Diesel narrates a spot, released in late April, that starts with him talking about the power of going to the theater before cutting to the same movie footage we’ve seen before. His voiceover positions the movie as the perfect time to “come together” in a communal viewing experience with all the involvement and engagement that entails.
That spot was parodied in a late-May episode of “Saturday Night Live,” with Beck Bennett’s Vin Diesel just kind of naming things that exist in a movie theater.
The “Total Car-Nage” video from early May mixed scenes from the finished film with a bit of behind-the-scenes footage showing how some of those scenes were shot. It’s not exactly a featurette, more of a hype reel.
Black was interviewed about coming back to the franchise and the fan-driven legacy of Tokyo Drift.
Universal shared a video of a massive publicity stunt where footage and images from the movie were projected onto the Burj Khalifa in Dubai.
A “thank you” video was released with the cast expressing their gratitude to audiences in China, Egypt and elsewhere after it opened to an impressive $162 million in those markets. Unfortunately there was a bit of a kerfuffle when Cena, while being interviewed by a Taiwanese outlet, referred to Taiwan as a country, causing a backlash in China and resulting in him issuing an apology on the social media app Weibo. That backlash was at least in part to blame for the movie’s dramatic drop in its second week in China.
Rodriguez, Theron, Mirren and other women from the cast talk about how the story brings the female perspective to the action genre in a featurette released later that month that also teased the new song “Furiosa” by Anitta.
Diesel narrates a spot broadcast on ESPN that mixes movie footage with shots of NBA stars.
How the filmmakers pulled off a key sequence involving driving around and with the aid of massive magnets was the subject of a feature story.
Dom and Letty swing across a valley in their car in a clip released at the end of May.
To the surprise of many, news came in early June that the movie’s world premiere would happen at the Cannes Film Festival, albeit out of competition as a way to bring some serious star power and brand juice to the event.
Beginning in early June there were a series of featurettes released regularly. Those included:
- A look at one of the key stunts Dom is involved in

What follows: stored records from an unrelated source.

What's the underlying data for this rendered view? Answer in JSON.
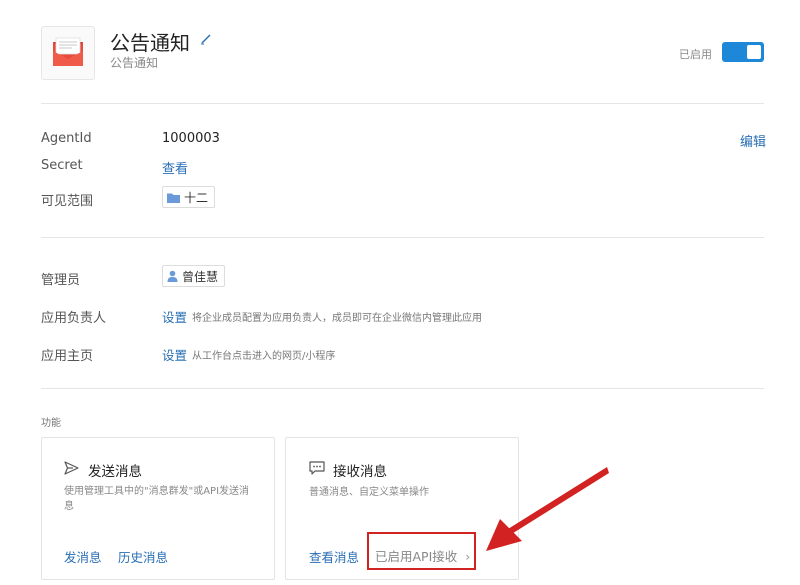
{
  "header": {
    "app_icon": "envelope-icon",
    "title": "公告通知",
    "subtitle": "公告通知",
    "status_label": "已启用",
    "toggle_on": true,
    "accent_color": "#1e88d8"
  },
  "info": {
    "agentid_label": "AgentId",
    "agentid_value": "1000003",
    "edit_label": "编辑",
    "secret_label": "Secret",
    "secret_link": "查看",
    "visibility_label": "可见范围",
    "visibility_tag": "十二"
  },
  "admin": {
    "admin_label": "管理员",
    "admin_name": "曾佳慧",
    "owner_label": "应用负责人",
    "owner_link": "设置",
    "owner_hint": "将企业成员配置为应用负责人，成员即可在企业微信内管理此应用",
    "homepage_label": "应用主页",
    "homepage_link": "设置",
    "homepage_hint": "从工作台点击进入的网页/小程序"
  },
  "features": {
    "section_label": "功能",
    "send_card": {
      "title": "发送消息",
      "desc": "使用管理工具中的\"消息群发\"或API发送消息",
      "link1": "发消息",
      "link2": "历史消息"
    },
    "receive_card": {
      "title": "接收消息",
      "desc": "普通消息、自定义菜单操作",
      "link1": "查看消息",
      "status": "已启用API接收",
      "annotation_color": "#d32222"
    }
  }
}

- A spotlight on costar Anna Sawai where she talks about preparing for the physical demands of the production
- A focus on Cardi B, who has a cameo in the film
- Another behind the scenes look, this time at a sequence shot at Peligro Mines
- A look at the technical work done to flip a car in an overly dramatic manner
- Similarly, here’s how they flipped a truck
- And one more on the magnet stunt
Theron hosted an outdoor screening on the Universal Studios lot that raised money for the Africa Outreach Project, a cause that’s very personal to the actress.
Lin and others were interviewed again about finally taking the franchise into space and bringing Han back after the character was killed in Tokyo Drift.
One final promotional reel looked at the 20 years of cast interviews, behind-the-scenes footage and more from all the previous movies, cementing how this is a long-lived franchise.
What else is there to say other than
It’s about family.
It’s about justice for Han.
It’s about magnets.
But, as I alluded to earlier, there’s little in the campaign for someone unfamiliar with the previous movies to latch on to or be interested in. I get that by branding this “The Fast Saga” that unconverted audience is being encouraged to check out the earlier movies, but if they’re not willing to do so they will likely remain unconvinced this is the movie to see.